Kunti Kamara, 47, is notably accused of “complicity in huge and systematic torture and inhumane acts” against the civilian inhabitants dedicated in Liberia’s Lofa county in 1993-1994, as one of many leaders of the Ulimo armed group. He was then lower than 20 years outdated.
He was arrested close to Paris in 2018 and faces life imprisonment.
The trial by the Paris legal court docket has been made potential below a French legislation that acknowledges common jurisdiction for crimes against humanity and acts of torture.
Rights teams hailed it as an vital step to deliver justice to victims.
It is “a victory for Liberian victims and a warning to perpetrators that irrespective of the place they’re, we’re going to ensure they’re held accountable for the crimes they dedicated in Liberia,” Hassan Bility, head of the Global Justice and Research Project, informed the Associated Press. Bility’s non-governmental group is devoted to the documentation of wartime atrocities in Liberia and to aiding victims of their pursuit of justice for these crimes.
Human Rights Watch and the International Federation for Human Rights (FIDH) pressured in an announcement that Liberia’s first civil warfare was particularly marked by “violence against civilians, as warring factions massacred and raped civilians, pillaged, and compelled youngsters to kill and combat.”
Elise Keppler, affiliate worldwide justice director at Human Rights Watch, stated the trial is very vital within the context of “the failure of Liberian authorities to carry to account these liable for critical crimes through the civil wars.”
“France’s trial for atrocities in Liberia reinforces the significance of the principle of common jurisdiction to make sure that the worst crimes don’t go unpunished,” stated Clemence Bectarte, a lawyer who coordinates FIDH’s Litigation Action Group, in an announcement.
Liberia’s back-to-back civil wars killed an estimated 250,000 folks between 1989 and 2003.
The nation’s postwar fact and reconciliation fee in 2009 advisable prosecution for dozens of ex-warlords and their commanders bearing best tasks for the warfare.
But successive governments have largely ignored the suggestions, a lot to the frustration and frustration of warfare victims.
Political analysts say that is largely as a result of a few of the key gamers within the warfare have occupied influential positions in authorities, together with within the legislature, because the finish of the warfare almost 30 years in the past.
The present president, George Weah, spoke against impunity for warfare crimes when he was in opposition, however has proven reluctance to reply to residents’ requires the institution of a warfare crimes court docket.
During her go to to Liberia final week, the U.S. ambassador on warfare crimes, Dr. Beth Van Schaack, promised her authorities would “100%” assist Liberia if the nation determined to ascertain a court docket to look into its previous.
Expressing disappointment that Liberia remains to be lagging behind in fostering transitional justice, she assured Liberians she is going to suggest “that if one thing begins to maneuver, that we needs to be a accomplice in that effort.”
The Paris trial, scheduled to final 4 weeks, is the fifth coping with crimes against humanity and torture in France.

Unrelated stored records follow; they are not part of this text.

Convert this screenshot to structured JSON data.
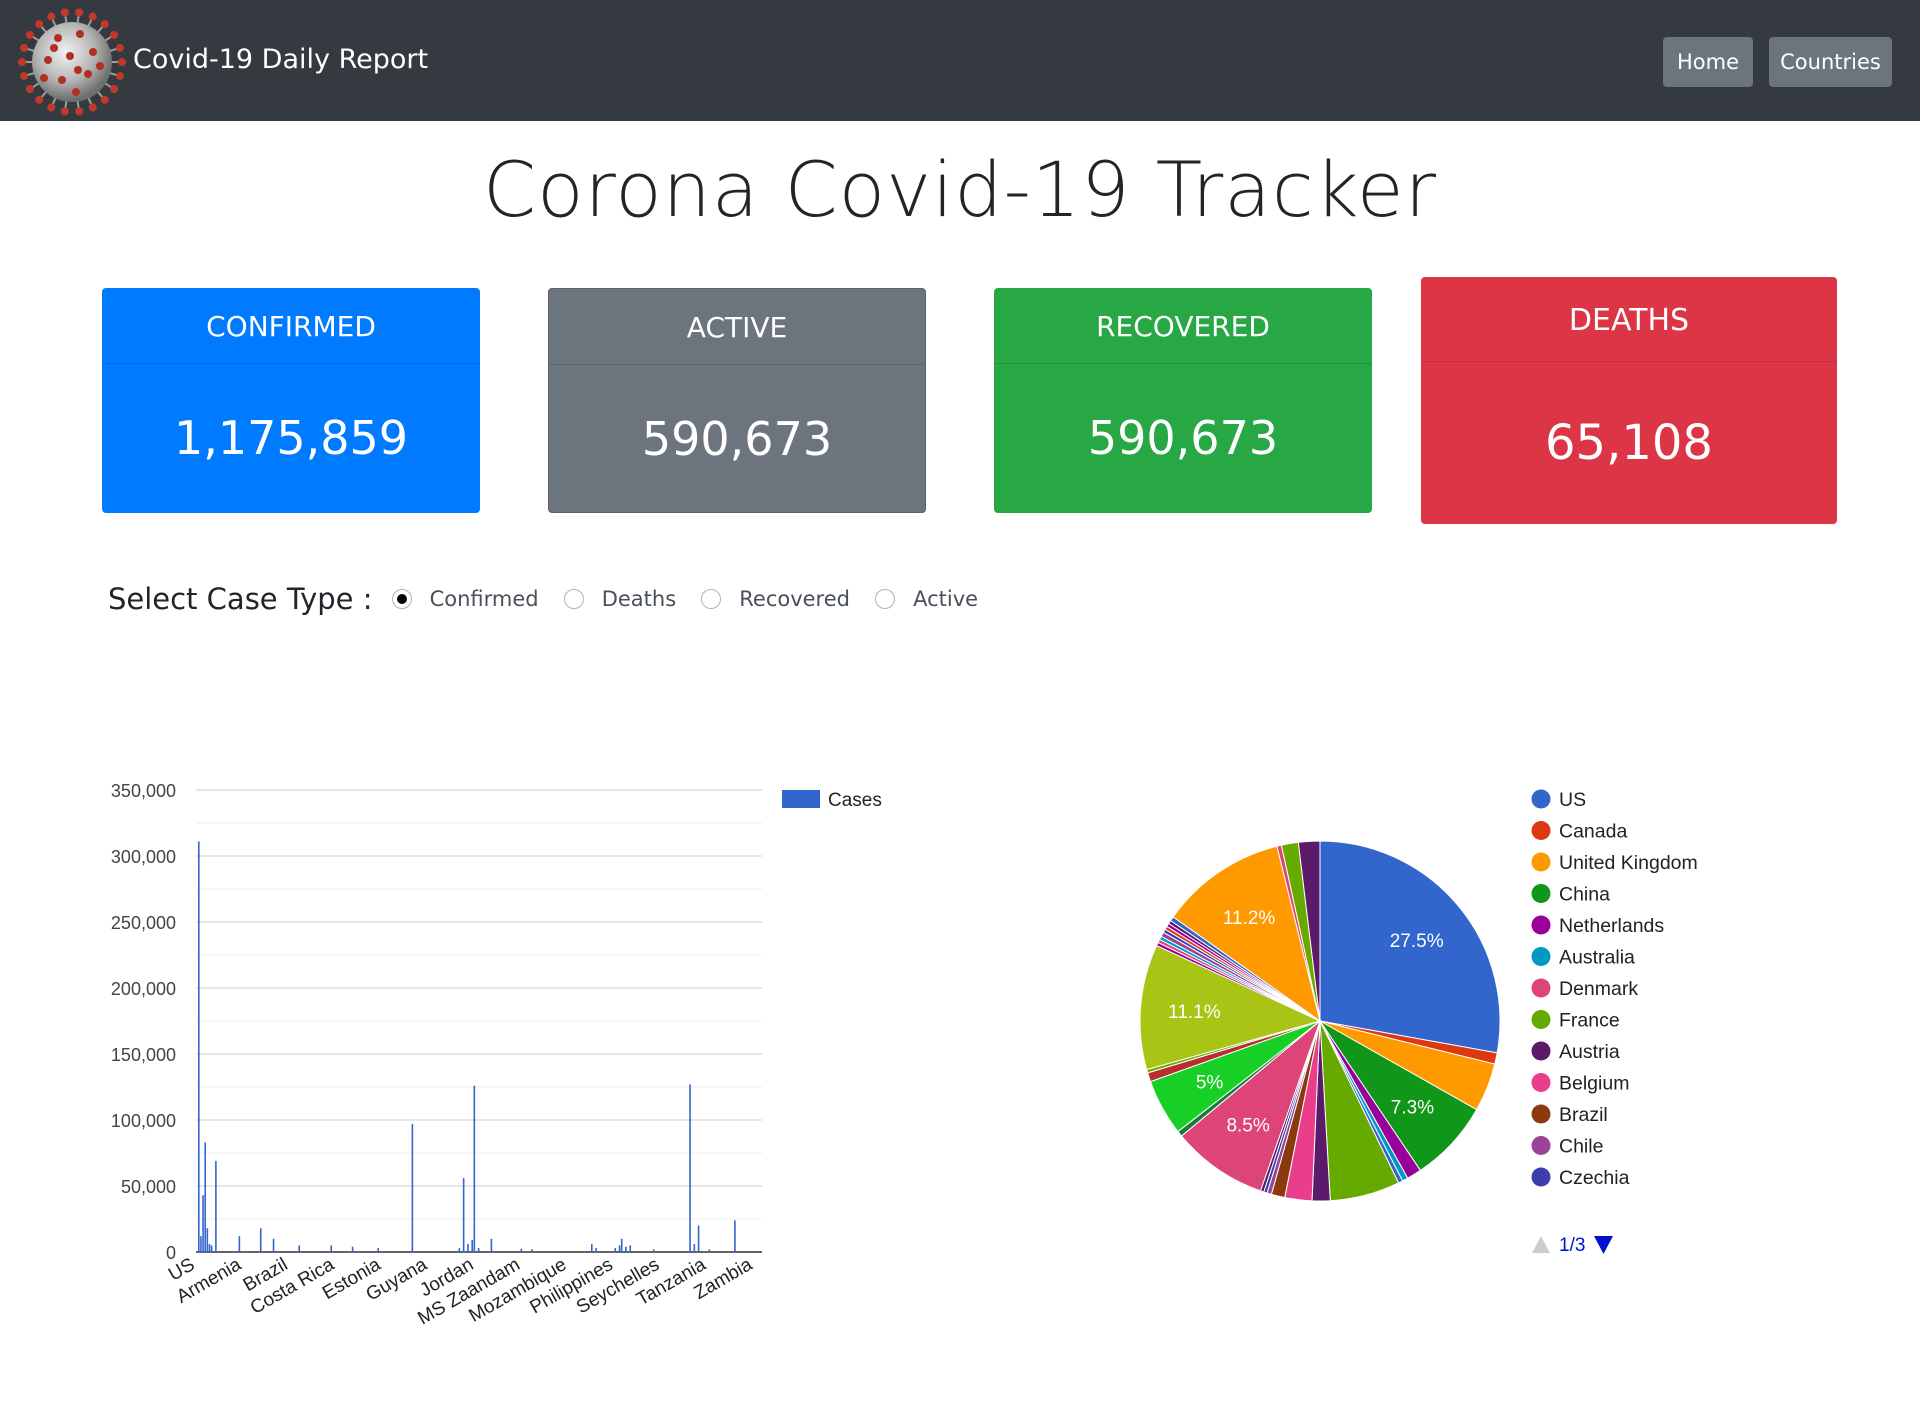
{
  "navbar": {
    "brand": "Covid-19 Daily Report",
    "buttons": [
      {
        "label": "Home"
      },
      {
        "label": "Countries"
      }
    ]
  },
  "page_title": "Corona Covid-19 Tracker",
  "cards": [
    {
      "label": "CONFIRMED",
      "value": "1,175,859",
      "color": "#007bff"
    },
    {
      "label": "ACTIVE",
      "value": "590,673",
      "color": "#6c757d"
    },
    {
      "label": "RECOVERED",
      "value": "590,673",
      "color": "#28a745"
    },
    {
      "label": "DEATHS",
      "value": "65,108",
      "color": "#dc3545"
    }
  ],
  "case_type": {
    "label": "Select Case Type :",
    "options": [
      "Confirmed",
      "Deaths",
      "Recovered",
      "Active"
    ],
    "selected": "Confirmed"
  },
  "chart_data": [
    {
      "type": "bar",
      "series": [
        {
          "name": "Cases",
          "color": "#3366cc"
        }
      ],
      "ylim": [
        0,
        350000
      ],
      "yticks": [
        "0",
        "50,000",
        "100,000",
        "150,000",
        "200,000",
        "250,000",
        "300,000",
        "350,000"
      ],
      "categories_labeled": [
        "US",
        "Armenia",
        "Brazil",
        "Costa Rica",
        "Estonia",
        "Guyana",
        "Jordan",
        "MS Zaandam",
        "Mozambique",
        "Philippines",
        "Seychelles",
        "Tanzania",
        "Zambia"
      ],
      "bar_count": 180,
      "bars": [
        [
          0,
          311000
        ],
        [
          1,
          12000
        ],
        [
          2,
          43000
        ],
        [
          3,
          83000
        ],
        [
          4,
          18000
        ],
        [
          5,
          6000
        ],
        [
          6,
          5000
        ],
        [
          8,
          69000
        ],
        [
          19,
          12000
        ],
        [
          29,
          18000
        ],
        [
          35,
          10000
        ],
        [
          47,
          5000
        ],
        [
          62,
          5000
        ],
        [
          72,
          4000
        ],
        [
          84,
          3000
        ],
        [
          100,
          97000
        ],
        [
          122,
          3000
        ],
        [
          124,
          56000
        ],
        [
          126,
          6000
        ],
        [
          128,
          9000
        ],
        [
          129,
          126000
        ],
        [
          131,
          3000
        ],
        [
          137,
          10000
        ],
        [
          151,
          2500
        ],
        [
          156,
          2000
        ],
        [
          184,
          6000
        ],
        [
          186,
          3000
        ],
        [
          195,
          3000
        ],
        [
          197,
          5000
        ],
        [
          198,
          10000
        ],
        [
          200,
          4000
        ],
        [
          202,
          5000
        ],
        [
          213,
          2000
        ],
        [
          230,
          127000
        ],
        [
          232,
          6000
        ],
        [
          234,
          20000
        ],
        [
          239,
          2000
        ],
        [
          251,
          24000
        ]
      ],
      "bar_total": 265
    },
    {
      "type": "pie",
      "legend": [
        {
          "name": "US",
          "color": "#3366cc"
        },
        {
          "name": "Canada",
          "color": "#dc3912"
        },
        {
          "name": "United Kingdom",
          "color": "#ff9900"
        },
        {
          "name": "China",
          "color": "#109618"
        },
        {
          "name": "Netherlands",
          "color": "#990099"
        },
        {
          "name": "Australia",
          "color": "#0099c6"
        },
        {
          "name": "Denmark",
          "color": "#dd4477"
        },
        {
          "name": "France",
          "color": "#66aa00"
        },
        {
          "name": "Austria",
          "color": "#5c1a6b"
        },
        {
          "name": "Belgium",
          "color": "#e83e8c"
        },
        {
          "name": "Brazil",
          "color": "#8b3a0f"
        },
        {
          "name": "Chile",
          "color": "#994499"
        },
        {
          "name": "Czechia",
          "color": "#3b3eac"
        }
      ],
      "pager": "1/3",
      "slices": [
        {
          "value": 27.5,
          "color": "#3366cc",
          "label": "27.5%"
        },
        {
          "value": 1.0,
          "color": "#dc3912",
          "label": ""
        },
        {
          "value": 4.3,
          "color": "#ff9900",
          "label": ""
        },
        {
          "value": 7.3,
          "color": "#109618",
          "label": "7.3%"
        },
        {
          "value": 1.3,
          "color": "#990099",
          "label": ""
        },
        {
          "value": 0.5,
          "color": "#0099c6",
          "label": ""
        },
        {
          "value": 0.4,
          "color": "#3366cc",
          "label": ""
        },
        {
          "value": 6.2,
          "color": "#66aa00",
          "label": ""
        },
        {
          "value": 1.6,
          "color": "#5c1a6b",
          "label": ""
        },
        {
          "value": 2.4,
          "color": "#e83e8c",
          "label": ""
        },
        {
          "value": 1.2,
          "color": "#8b3a0f",
          "label": ""
        },
        {
          "value": 0.4,
          "color": "#994499",
          "label": ""
        },
        {
          "value": 0.3,
          "color": "#3b3eac",
          "label": ""
        },
        {
          "value": 0.3,
          "color": "#5c1a6b",
          "label": ""
        },
        {
          "value": 8.5,
          "color": "#dd4477",
          "label": "8.5%"
        },
        {
          "value": 0.5,
          "color": "#1a7a3c",
          "label": ""
        },
        {
          "value": 5.0,
          "color": "#18d025",
          "label": "5%"
        },
        {
          "value": 0.8,
          "color": "#b82e2e",
          "label": ""
        },
        {
          "value": 0.3,
          "color": "#66aa00",
          "label": ""
        },
        {
          "value": 11.1,
          "color": "#aac416",
          "label": "11.1%"
        },
        {
          "value": 0.3,
          "color": "#990099",
          "label": ""
        },
        {
          "value": 0.3,
          "color": "#dd4477",
          "label": ""
        },
        {
          "value": 0.3,
          "color": "#0099c6",
          "label": ""
        },
        {
          "value": 0.4,
          "color": "#994499",
          "label": ""
        },
        {
          "value": 0.3,
          "color": "#3b3eac",
          "label": ""
        },
        {
          "value": 0.3,
          "color": "#dc3912",
          "label": ""
        },
        {
          "value": 0.3,
          "color": "#990099",
          "label": ""
        },
        {
          "value": 0.3,
          "color": "#5c1a6b",
          "label": ""
        },
        {
          "value": 0.4,
          "color": "#3366cc",
          "label": ""
        },
        {
          "value": 11.2,
          "color": "#ff9900",
          "label": "11.2%"
        },
        {
          "value": 0.4,
          "color": "#dd4477",
          "label": ""
        },
        {
          "value": 1.5,
          "color": "#66aa00",
          "label": ""
        },
        {
          "value": 1.9,
          "color": "#5c1a6b",
          "label": ""
        }
      ]
    }
  ]
}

Previous circumstances involved crimes associated to the 1994 genocide in Rwanda.
In a uncommon prevalence in France, the trial is to be filmed to represent historic archives.
Paye-Layleh reported from Monrovia, Liberia. Nicolas Vaux-Montagny in Paris contributed.